What the task requires: Nothing in the records should change; write them all out again.

### Records for this exercise

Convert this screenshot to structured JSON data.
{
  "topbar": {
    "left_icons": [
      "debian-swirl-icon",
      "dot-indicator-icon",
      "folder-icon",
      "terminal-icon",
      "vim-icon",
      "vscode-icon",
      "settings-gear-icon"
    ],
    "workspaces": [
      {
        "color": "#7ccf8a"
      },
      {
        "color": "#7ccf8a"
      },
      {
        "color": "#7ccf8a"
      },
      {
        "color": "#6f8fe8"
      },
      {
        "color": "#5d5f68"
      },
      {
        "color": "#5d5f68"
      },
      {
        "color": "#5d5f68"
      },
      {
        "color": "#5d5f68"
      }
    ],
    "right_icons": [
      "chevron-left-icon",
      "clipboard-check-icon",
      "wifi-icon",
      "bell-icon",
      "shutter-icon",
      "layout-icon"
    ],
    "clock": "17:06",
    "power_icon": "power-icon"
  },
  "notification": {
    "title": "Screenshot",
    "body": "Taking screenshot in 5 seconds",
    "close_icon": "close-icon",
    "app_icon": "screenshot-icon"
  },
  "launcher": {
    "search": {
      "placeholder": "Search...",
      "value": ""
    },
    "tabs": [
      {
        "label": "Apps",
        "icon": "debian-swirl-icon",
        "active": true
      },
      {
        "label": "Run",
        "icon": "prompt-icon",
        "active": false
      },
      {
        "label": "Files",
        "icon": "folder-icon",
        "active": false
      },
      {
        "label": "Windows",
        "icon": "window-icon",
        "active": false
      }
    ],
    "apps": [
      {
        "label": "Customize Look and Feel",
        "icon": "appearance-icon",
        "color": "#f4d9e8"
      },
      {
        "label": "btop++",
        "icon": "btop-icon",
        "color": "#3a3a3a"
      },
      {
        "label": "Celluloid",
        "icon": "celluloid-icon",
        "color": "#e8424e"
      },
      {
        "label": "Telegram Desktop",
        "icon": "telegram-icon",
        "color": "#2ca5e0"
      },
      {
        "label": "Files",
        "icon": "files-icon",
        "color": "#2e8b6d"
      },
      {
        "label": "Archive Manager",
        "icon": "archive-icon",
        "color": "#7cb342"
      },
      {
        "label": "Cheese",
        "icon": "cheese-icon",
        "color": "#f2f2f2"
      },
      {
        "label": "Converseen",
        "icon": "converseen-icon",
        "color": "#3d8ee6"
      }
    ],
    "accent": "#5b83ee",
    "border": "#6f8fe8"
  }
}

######

Result:
Convert this screenshot to structured JSON data.
{
  "topbar": {
    "left_icons": [
      "debian-swirl-icon",
      "dot-indicator-icon",
      "folder-icon",
      "terminal-icon",
      "vim-icon",
      "vscode-icon",
      "settings-gear-icon"
    ],
    "workspaces": [
      {
        "color": "#7ccf8a"
      },
      {
        "color": "#7ccf8a"
      },
      {
        "color": "#7ccf8a"
      },
      {
        "color": "#6f8fe8"
      },
      {
        "color": "#5d5f68"
      },
      {
        "color": "#5d5f68"
      },
      {
        "color": "#5d5f68"
      },
      {
        "color": "#5d5f68"
      }
    ],
    "right_icons": [
      "chevron-left-icon",
      "clipboard-check-icon",
      "wifi-icon",
      "bell-icon",
      "shutter-icon",
      "layout-icon"
    ],
    "clock": "17:06",
    "power_icon": "power-icon"
  },
  "notification": {
    "title": "Screenshot",
    "body": "Taking screenshot in 5 seconds",
    "close_icon": "close-icon",
    "app_icon": "screenshot-icon"
  },
  "launcher": {
    "search": {
      "placeholder": "Search...",
      "value": ""
    },
    "tabs": [
      {
        "label": "Apps",
        "icon": "debian-swirl-icon",
        "active": true
      },
      {
        "label": "Run",
        "icon": "prompt-icon",
        "active": false
      },
      {
        "label": "Files",
        "icon": "folder-icon",
        "active": false
      },
      {
        "label": "Windows",
        "icon": "window-icon",
        "active": false
      }
    ],
    "apps": [
      {
        "label": "Customize Look and Feel",
        "icon": "appearance-icon",
        "color": "#f4d9e8"
      },
      {
        "label": "btop++",
        "icon": "btop-icon",
        "color": "#3a3a3a"
      },
      {
        "label": "Celluloid",
        "icon": "celluloid-icon",
        "color": "#e8424e"
      },
      {
        "label": "Telegram Desktop",
        "icon": "telegram-icon",
        "color": "#2ca5e0"
      },
      {
        "label": "Files",
        "icon": "files-icon",
        "color": "#2e8b6d"
      },
      {
        "label": "Archive Manager",
        "icon": "archive-icon",
        "color": "#7cb342"
      },
      {
        "label": "Cheese",
        "icon": "cheese-icon",
        "color": "#f2f2f2"
      },
      {
        "label": "Converseen",
        "icon": "converseen-icon",
        "color": "#3d8ee6"
      }
    ],
    "accent": "#5b83ee",
    "border": "#6f8fe8"
  }
}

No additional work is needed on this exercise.